The EU’s new copyright directive may change the internet as we know it forever, which could see Internet Creators come to an end; and it doesn’t look good for consumers or business owners either.
What are we even talking about?
Earlier in the year, The European Union (EU) produced a newly proposed copyright directive named as “The European Union Directive on Copyright in the Digital Single Market” which is looking to update its current stance on copyright in the digital sector.
This sees the responsibility being shifted to the platforms themselves (YouTube, Facebook, etc) for not allowing copyright infringing materials being made public for the world to see. Previously, they were protected and the responsibility was all on the creators themselves, where the platforms would simply remove the content and the creator would have a mark put against their account. However, now with these platform’s in the firing line, it could see the end to all individual and small business content being produced and shared as it may become too much of a liability to allow anyone to just have an account.
Facebook had their say on the topic, stating:
“(It) Could have serious, unintended consequences for an open and creative internet.”
Within this very lengthy legal document finds two articles at question:
Article 11: The “Link Tax”
The article intends to force news aggregator sites to pay publishers for using parts of their articles on their sites.
For more information on the topic, as this in itself is a massive deal, click here.
Article 13: The big deal
This is the one everyone is talking about and what we’re talking about today. The article states that “online content sharing service providers and right holders shall cooperate in good faith in order to ensure that unauthorised protected works or other subject matter are not available on their services.”
In short, any website that hosts user-generated and submitted content are responsible for the removal on content if it’s copyright infringing, but this is where it becomes a bit more complicated.
An earlier version of the document made reference to “proportionate content recognition technologies” which to us (and the rest of the world who agree) means that perhaps they expect these platforms to spend time, effort and plenty of dollars to create advanced software mechanisms to ensure the content doesn’t even make it past the upload screen. However, it has since been removed and replaced with the following: “special account shall be taken of fundamental rights, the use of exceptions and limitations as well as ensuring that the burden on SMEs remains appropriate and that automated blocking of content is avoided.”
Which is a sigh of relief for us all, but it still begs the question…
How will this impact the world? (for both consumers and business owners alike)
The copyright directive does of course only relate to European users, however, this isn’t as simple as having EU users banned from platforms to save the headache.
We all know that when there’s a will, there’s a way, so people will, of course, try to get around this however they can. But for big companies like Facebook and YouTube, their reputation and entire businesses are on the line and if they are forced to follow the proposed directive, we suspect that soon the rest of the internet will follow suit worldwide.
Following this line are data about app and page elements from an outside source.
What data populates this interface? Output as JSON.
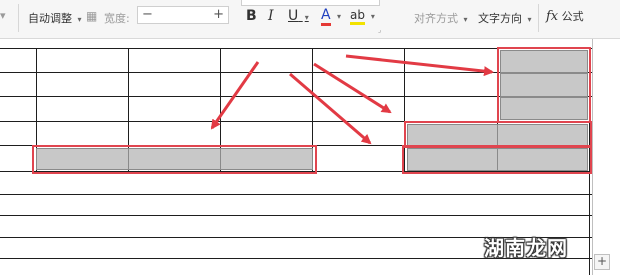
{
  "toolbar": {
    "autofit_label": "自动调整",
    "width_label": "宽度:",
    "minus": "−",
    "plus": "+",
    "bold": "B",
    "italic": "I",
    "underline": "U",
    "font_color": "A",
    "highlight": "ab",
    "align_label": "对齐方式",
    "text_direction_label": "文字方向",
    "fx": "fx",
    "formula_label": "公式"
  },
  "sheet": {
    "add_button": "+"
  },
  "watermark": "湖南龙网",
  "colors": {
    "selection_border": "#e0454f",
    "arrow": "#e23a44",
    "merged_fill": "#c8c8c8"
  }
}
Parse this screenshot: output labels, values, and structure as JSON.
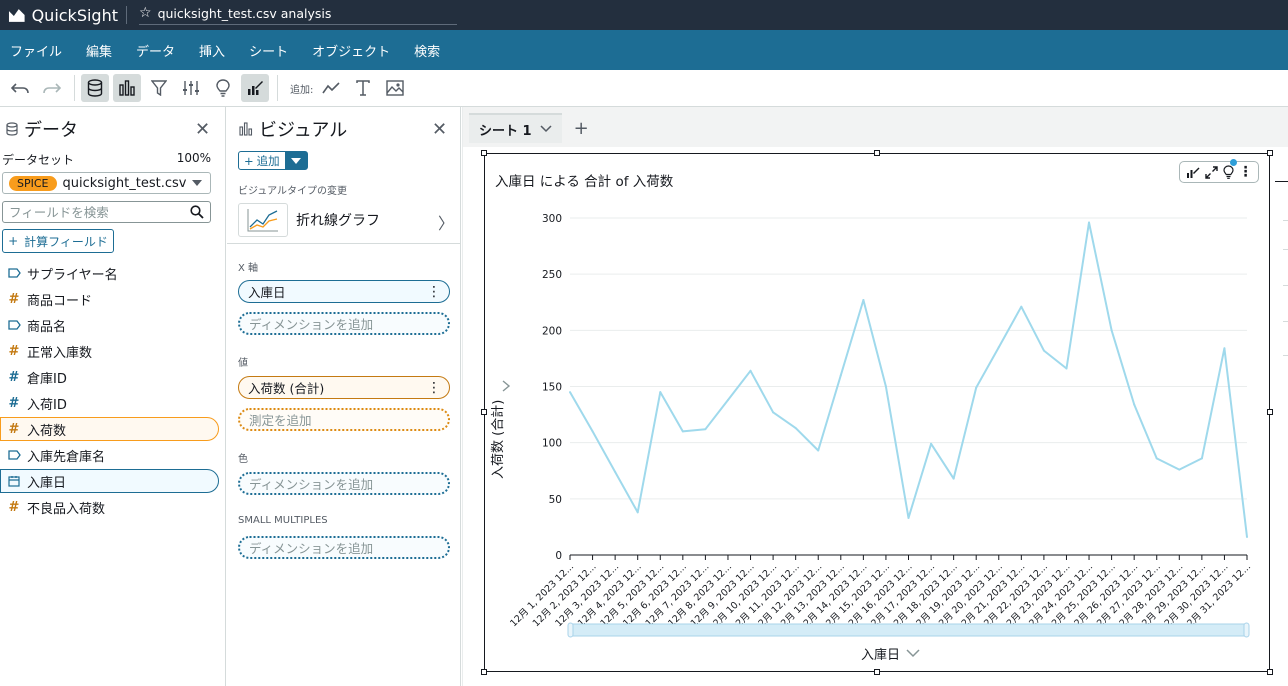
{
  "app": {
    "name": "QuickSight",
    "analysis_title": "quicksight_test.csv analysis"
  },
  "menu": [
    "ファイル",
    "編集",
    "データ",
    "挿入",
    "シート",
    "オブジェクト",
    "検索"
  ],
  "toolbar": {
    "add_label": "追加:"
  },
  "data_panel": {
    "title": "データ",
    "dataset_label": "データセット",
    "dataset_percent": "100%",
    "spice_badge": "SPICE",
    "dataset_name": "quicksight_test.csv",
    "search_placeholder": "フィールドを検索",
    "calc_field_label": "計算フィールド",
    "fields": [
      {
        "name": "サプライヤー名",
        "type": "dimension"
      },
      {
        "name": "商品コード",
        "type": "measure"
      },
      {
        "name": "商品名",
        "type": "dimension"
      },
      {
        "name": "正常入庫数",
        "type": "measure"
      },
      {
        "name": "倉庫ID",
        "type": "measure-blue"
      },
      {
        "name": "入荷ID",
        "type": "measure-blue"
      },
      {
        "name": "入荷数",
        "type": "measure",
        "selected": true
      },
      {
        "name": "入庫先倉庫名",
        "type": "dimension"
      },
      {
        "name": "入庫日",
        "type": "date",
        "selected": true
      },
      {
        "name": "不良品入荷数",
        "type": "measure"
      }
    ]
  },
  "visual_panel": {
    "title": "ビジュアル",
    "add_label": "追加",
    "change_type_label": "ビジュアルタイプの変更",
    "visual_type_name": "折れ線グラフ",
    "x_axis_label": "X 軸",
    "x_axis_field": "入庫日",
    "x_axis_placeholder": "ディメンションを追加",
    "value_label": "値",
    "value_field": "入荷数 (合計)",
    "value_placeholder": "測定を追加",
    "color_label": "色",
    "color_placeholder": "ディメンションを追加",
    "small_multiples_label": "SMALL MULTIPLES",
    "small_multiples_placeholder": "ディメンションを追加"
  },
  "sheet": {
    "tab_name": "シート 1"
  },
  "colors": {
    "line": "#9fd9ec",
    "accent": "#1d6d94",
    "measure": "#f89c1c",
    "menubar": "#1d6d94",
    "titlebar": "#232f3e"
  },
  "chart_data": {
    "type": "line",
    "title": "入庫日 による 合計 of 入荷数",
    "xlabel": "入庫日",
    "ylabel": "入荷数 (合計)",
    "ylim": [
      0,
      300
    ],
    "yticks": [
      0,
      50,
      100,
      150,
      200,
      250,
      300
    ],
    "grid": true,
    "categories": [
      "12月 1, 2023 12...",
      "12月 2, 2023 12...",
      "12月 3, 2023 12...",
      "12月 4, 2023 12...",
      "12月 5, 2023 12...",
      "12月 6, 2023 12...",
      "12月 7, 2023 12...",
      "12月 8, 2023 12...",
      "12月 9, 2023 12...",
      "12月 10, 2023 12...",
      "12月 11, 2023 12...",
      "12月 12, 2023 12...",
      "12月 13, 2023 12...",
      "12月 14, 2023 12...",
      "12月 15, 2023 12...",
      "12月 16, 2023 12...",
      "12月 17, 2023 12...",
      "12月 18, 2023 12...",
      "12月 19, 2023 12...",
      "12月 20, 2023 12...",
      "12月 21, 2023 12...",
      "12月 22, 2023 12...",
      "12月 23, 2023 12...",
      "12月 24, 2023 12...",
      "12月 25, 2023 12...",
      "12月 26, 2023 12...",
      "12月 27, 2023 12...",
      "12月 28, 2023 12...",
      "12月 29, 2023 12...",
      "12月 30, 2023 12...",
      "12月 31, 2023 12..."
    ],
    "values": [
      145,
      110,
      74,
      38,
      145,
      110,
      112,
      138,
      164,
      127,
      113,
      93,
      160,
      227,
      150,
      33,
      99,
      68,
      149,
      185,
      221,
      182,
      166,
      296,
      200,
      134,
      86,
      76,
      86,
      184,
      16
    ]
  }
}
For consumers, it means no more posting or creating content around their favourite copyright material (which is pretty much everything when it comes to entertainment and popular culture) For businesses, it could see the use of taking advantage of trends in popular culture as a no-no which for some is a massive part of their marketing.
But more importantly, for content creators who make their living commentating, reviewing, using, unboxing or remixing content for entertainment online, this could be their final curtain call. It could see an entire industry being washed out and the people who rely so heavily on this being taken down by the big corporations. This includes Influencers, Gamers, Video Bloggers, plus many more.
The next and final step for the European Union is to have the Parliament vote on the final wording in January 2019.
The internet community is trying their hardest to get the message across (just like us), but it looks like a sure thing.
To keep in the loop with this topic, look for the hashtag #saveyourinternet.